Q: In our ongoing pursuit to retain (and grow) women leaders in our organization, what is the role of adding sponsors to our arsenal? How do we go about creating these opportunities for talented women that we’ve identified as having high potential?
A: I don’t think it’s out of line to suppose that every woman, at least a handful of times during her career, has heard or read the often-discouraging news about their chances for advancement in corporate America. While the proportion of women in senior management roles is growing – to a record 31 percent as of 2021, according to Catalyst – the journey to the C suite often feels like a daunting or impossible one for many women in their mid-to-late careers.
Thankfully, more and more companies are attempting to take steps to remedy this through sponsorship programs – but even those well-meaning endeavors can be rife with challenges. HR leaders must spearhead these movements with a clear-cut understanding of what sponsorship is, how sponsorships can spearhead career growth for high-potential women, and what value these programs can bring to organizations when done well.
Mentorship vs. sponsorship
Many companies have indeed implemented mentorship programs but there’s also a reigning sense that members of organizations can just go out and get a sponsor. That is not the case; mentors help early- and mid-career individuals work through career issues and while sponsors can also do that, that is not their primary function in the life of an employee looking to move upward in their career.
This is an important distinction talent managers must understand because it will guide your implementation of sponsors into your arsenal. Sponsors are individuals that, because of their position within and outside the organization, have the power and ability to provide employees with opportunities. It’s a more formal arrangement and one that comes with an immense amount of social capital.
Women are often over-mentored and under-sponsored compared to their male partners, which can severely hamper their career advancement. That’s why HR professionals must remain intentional about the setup – and makeup – of any sponsorship program they establish.
Assess how your organization sees potential
If you’re seeing a gap in the upward movement of men versus women in your organization, that indicates a problem. But once you identify this trend, the next step is understanding there’s no single solution to this problem.
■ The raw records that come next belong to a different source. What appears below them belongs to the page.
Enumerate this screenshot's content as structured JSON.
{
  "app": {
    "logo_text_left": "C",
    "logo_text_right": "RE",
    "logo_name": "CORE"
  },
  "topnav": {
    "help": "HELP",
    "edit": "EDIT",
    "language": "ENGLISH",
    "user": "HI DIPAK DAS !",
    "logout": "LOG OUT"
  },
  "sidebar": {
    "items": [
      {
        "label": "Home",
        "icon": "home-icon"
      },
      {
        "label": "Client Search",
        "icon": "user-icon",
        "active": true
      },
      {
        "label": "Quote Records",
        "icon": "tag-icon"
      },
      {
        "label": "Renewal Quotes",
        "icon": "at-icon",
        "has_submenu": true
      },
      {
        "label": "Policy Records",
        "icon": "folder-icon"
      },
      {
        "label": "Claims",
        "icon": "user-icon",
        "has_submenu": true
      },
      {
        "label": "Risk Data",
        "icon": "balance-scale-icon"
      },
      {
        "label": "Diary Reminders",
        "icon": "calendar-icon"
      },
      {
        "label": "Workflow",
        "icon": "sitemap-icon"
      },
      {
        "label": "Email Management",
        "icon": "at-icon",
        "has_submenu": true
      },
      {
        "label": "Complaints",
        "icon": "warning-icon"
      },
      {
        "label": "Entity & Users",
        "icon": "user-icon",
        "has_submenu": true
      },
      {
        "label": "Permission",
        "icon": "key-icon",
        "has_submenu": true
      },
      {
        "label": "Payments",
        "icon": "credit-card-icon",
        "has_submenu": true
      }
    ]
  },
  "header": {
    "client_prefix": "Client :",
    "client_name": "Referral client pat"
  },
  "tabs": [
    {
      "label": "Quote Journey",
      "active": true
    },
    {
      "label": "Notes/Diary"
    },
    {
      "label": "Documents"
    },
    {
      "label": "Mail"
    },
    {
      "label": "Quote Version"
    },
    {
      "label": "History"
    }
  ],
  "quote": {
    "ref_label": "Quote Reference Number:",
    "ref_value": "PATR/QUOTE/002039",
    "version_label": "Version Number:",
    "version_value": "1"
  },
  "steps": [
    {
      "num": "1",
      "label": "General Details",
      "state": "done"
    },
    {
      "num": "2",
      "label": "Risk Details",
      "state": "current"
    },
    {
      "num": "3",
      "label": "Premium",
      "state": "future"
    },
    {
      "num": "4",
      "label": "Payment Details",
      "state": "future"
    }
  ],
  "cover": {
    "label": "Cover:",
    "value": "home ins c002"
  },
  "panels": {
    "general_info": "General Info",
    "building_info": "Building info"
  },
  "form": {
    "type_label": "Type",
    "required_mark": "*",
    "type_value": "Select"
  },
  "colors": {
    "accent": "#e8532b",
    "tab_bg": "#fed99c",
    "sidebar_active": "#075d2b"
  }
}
Assessing how managers and HR professionals within your organization view potential is an essential first step. Is there bias in how you’re identifying potential that excludes marginalized people like women, LGBTQ+ individuals and people of color? Is the model you’re using to assess potential informed by men? From those findings, develop some methodology your managers can use to understand the lens through which they should be looking at potential and offer them guidance on how to have those conversations with high-potential employees.
Giving managers tools to provide clear and actionable direction
Managers are vital to providing clear direction to women so they can position them for roles or projects that broaden their knowledge of the business. This approach provides women with visibility to other key leaders. Managers, especially male managers, often do not provide women with the feedback or guidance that sets them up for success.
A recent white paper published by the Women Business Collective, highlights how managers play a pivotal role in helping women feel empowered to advocate for themselves. In this way, managers can provide both constructive and aspirational feedback to not only improve current performance but also boost the prospects of future career growth.
Cultivating sponsorship opportunities
Having a sponsor can be incredibly important in retaining and advancing women, but women and HR executives need to cultivate those opportunities. A sponsor can give women the opportunity to have a real promoter in their court. Still, sponsors will only back women who have made an effort to contribute to the organization and show how they are adding value. Talent professionals must help women understand that they should not work in a vacuum because that will put them at risk.
But in many cases, stepping out of the vacuum isn’t something women can do alone, especially in workplaces where their work is consistently undervalued and underpromoted. This is where that examination of bias comes into play; if you find your organization is not allowing women to showcase their accomplishments and contributions, then it’s time to develop a plan to counteract that and help women reach their potential.
Showing women how to demonstrate their value
Regardless of their position in their company, it’s important that every woman be armed with the questions to ask that will enable them to understand and demonstrate their value to potential sponsors. While hearing from managers and HR leaders that they’re “doing a good job” is uplifting, it’s not informative. As a talent manager, it’s your responsibility to ensure managers are telling women what they do that brings value to the organization and telling them where they can grow their understanding of the business to create greater impact. And, for any women reading this, if you aren’t told this information, always ask!
As HR talent leaders, it’s our responsibility to look at the managers and the systems within our organization. But it’s also time to give women the insight they need to create a stronger support system for their career advancement. When women show up and are more active in the organizational conversation, sponsors will come and find them because they see their interests and willingness to contribute more. It’s our role to ensure every woman with high-growth potential has the chance to be seen in that light.